On Sunday, May 14, The City of White Plains lost one of its most respected and beloved residents, John W. Harrington (Jack). He was 97 years old. He passed peacefully with family by his side.
Friends close to Jack said he was in his usual good spirits and sharp to the end, always ready to greet everyone with a chipper “Top of the morning to you.”
He enjoyed visits with friends in his last days, as they would join him in watching the birds in a feeder outside his window, reminiscing and commenting on the different birds that visited.
Jack was born on November 18, 1919 in Oswego, NY. He graduated from Oswego High School in 1937, and enrolled in the Oswego Normal School – NY State University to attain an Industrial Arts degree. But with World War II approaching, marine engine companies were looking for skilled men to train navy crews for PT and gun boats. He was assigned to the U.S. Navy Bureau of Ships, 11th Amphibious Force/Combined Operations in London. He enlisted in U.S. Marine Corps (1946-1949) and became a Staff Sergeant at Headquarters in Washington, D.C. He returned home to resume his education and graduated from Cornell University in 1952.

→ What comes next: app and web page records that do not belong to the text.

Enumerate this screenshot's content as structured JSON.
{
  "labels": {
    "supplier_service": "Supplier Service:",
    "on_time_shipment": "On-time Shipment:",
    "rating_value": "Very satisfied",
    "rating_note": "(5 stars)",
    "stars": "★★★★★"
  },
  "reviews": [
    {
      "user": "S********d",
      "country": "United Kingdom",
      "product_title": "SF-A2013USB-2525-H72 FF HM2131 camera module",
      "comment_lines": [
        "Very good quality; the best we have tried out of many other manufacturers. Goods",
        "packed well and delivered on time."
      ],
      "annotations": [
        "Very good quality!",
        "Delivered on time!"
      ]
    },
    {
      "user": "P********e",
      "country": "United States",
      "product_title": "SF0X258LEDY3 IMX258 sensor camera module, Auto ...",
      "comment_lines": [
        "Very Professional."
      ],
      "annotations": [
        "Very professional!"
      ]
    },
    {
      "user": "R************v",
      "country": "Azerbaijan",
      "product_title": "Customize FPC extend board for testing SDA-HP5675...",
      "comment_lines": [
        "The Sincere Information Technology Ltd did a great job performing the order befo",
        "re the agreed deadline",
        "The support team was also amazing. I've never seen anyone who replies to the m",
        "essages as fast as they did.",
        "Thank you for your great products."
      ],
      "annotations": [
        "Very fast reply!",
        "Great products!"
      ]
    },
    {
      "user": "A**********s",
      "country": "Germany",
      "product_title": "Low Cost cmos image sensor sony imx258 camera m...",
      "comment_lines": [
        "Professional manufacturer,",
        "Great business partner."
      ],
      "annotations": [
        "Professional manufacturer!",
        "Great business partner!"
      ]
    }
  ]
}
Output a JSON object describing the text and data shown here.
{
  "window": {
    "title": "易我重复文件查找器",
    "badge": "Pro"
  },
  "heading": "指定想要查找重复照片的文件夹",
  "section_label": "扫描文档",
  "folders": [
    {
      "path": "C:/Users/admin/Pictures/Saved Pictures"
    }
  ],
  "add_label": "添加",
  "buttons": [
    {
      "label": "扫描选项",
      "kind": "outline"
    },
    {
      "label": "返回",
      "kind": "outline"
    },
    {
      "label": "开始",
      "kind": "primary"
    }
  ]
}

In 1953 he met and married Margaret (Peg) Salmon in Buffalo, NY. They were married for 59 years until her passing in 2012. They have three children and one grandchild.
Jack Harrington continued his commitment to service as a community activist and preservationist for six decades in White Plains. He and his late wife Peg have been key figures in the development of the city by leading movements to preserve historic buildings and landmarks, and preserve open spaces.
For 22 years Jack served as President of the White Plains Historical Society. He was also a member of the White Plains Conservation Board, Chairman of the White Plains Comprehensive Plan Committee and a member of the White Plains School District Annual Budget Committee.
His contributions as an activist and preservationist have been credited with improving the quality of life for White Plains residents.
Jack was instrumental in founding the White Plains Greenway Committee in 1996. The committee oversaw the transformation of a former railway line and dumping ground into one of the most widely used walking trails, earning him the nickname, the “Father of the Greenway.” In 2012, the city officially named the trail “The Jack Harrington Greenway Walking Trail.”
As an open space activist, Jack frequently spoke about the need to preserve as much of White Plains open space as possible. He was also adamant about maintaining the city’s sense of place, especially relating to its importance in history, which could be destroyed by over development. “I cannot express how important a sense of place is. How it impacts you,” Jack would often say. “The place and the ground are so important.”
He was instrumental in protecting the entire Good Counsel complex by making sure it was listed on the National Register of Historic Places in 1997 when he was president of the White Plains Historical Society.
Jack would often express his concerns about how the landmarks of the city were being treated, and he is credited with saving the remnants of and adding a bronze plaque to the old monument to World War 1 heroes at the intersection of Post Road and Maple, which was later reconstructed by a citizens group.
Jack advocated for the recently passed White Plains Historic Preservation Law and was often the first to take the podium during his later years to speak out in favor of environmental concerns, often against over development. During those moments, residents would listen intently because when Jack spoke, there was always something to be gained by his insight.
In remembering Jack, White Plains Mayor Tom Roach said, “Jack was a great person, a gentleman, who put the best interests of others ahead of his own, all his life. He served the city in the same way.”
“I remember him calling me,” Roach continued, “and he’d say, ‘I’m not going to take too much of your time’ and then he’d launch into whatever was on his mind. But, I was always happy to oblige,” Roach said. “Jack was always very positive, effective and a sturdy part of any solution. He respected others even if he did not agree with their positions.”
Mayor Roach also commented that he was proud to take part in the educational walks Jack would conduct during the early days of getting the Greenway established. “He made an impression on me and I have never forgotten. To this day, I still repeat what he told me when I take others out for walks along the trail.”
Jack also conducted historical walks around White Plains, stopping at many points telling people the importance of the spot, like where the Declaration of Independence was read for the first time in New York at the old armory building.
Jack Harrington received recognition and awards during his life. He was one of the first honorees of the Friendly Gathering to receive the Monsignor Ed. O’Brien Community Service Award.
In December 2015 State Senator Andrea Stewart-Cousins brought the NYS Senate Hall of Fame Award ceremony from Albany to White Plains to honor Jack. Having served in the Marine Corps from 1946-49, Jack was the choice of White Plain’s State Senator for nomination to the State Senate’s Hall of Fame. “You are not only a hero because of your service to our country, you are a hero because you continued to serve every day of your life,” Stewart-Cousins said.
For all of us in White Plains, we owe Jack Harrington a tremendous debt of gratitude because he is responsible for so many of the special elements that give our city its sense of place, our home.
At this time, the Harrington family has decided to hold a private service and burial in Oswego, NY.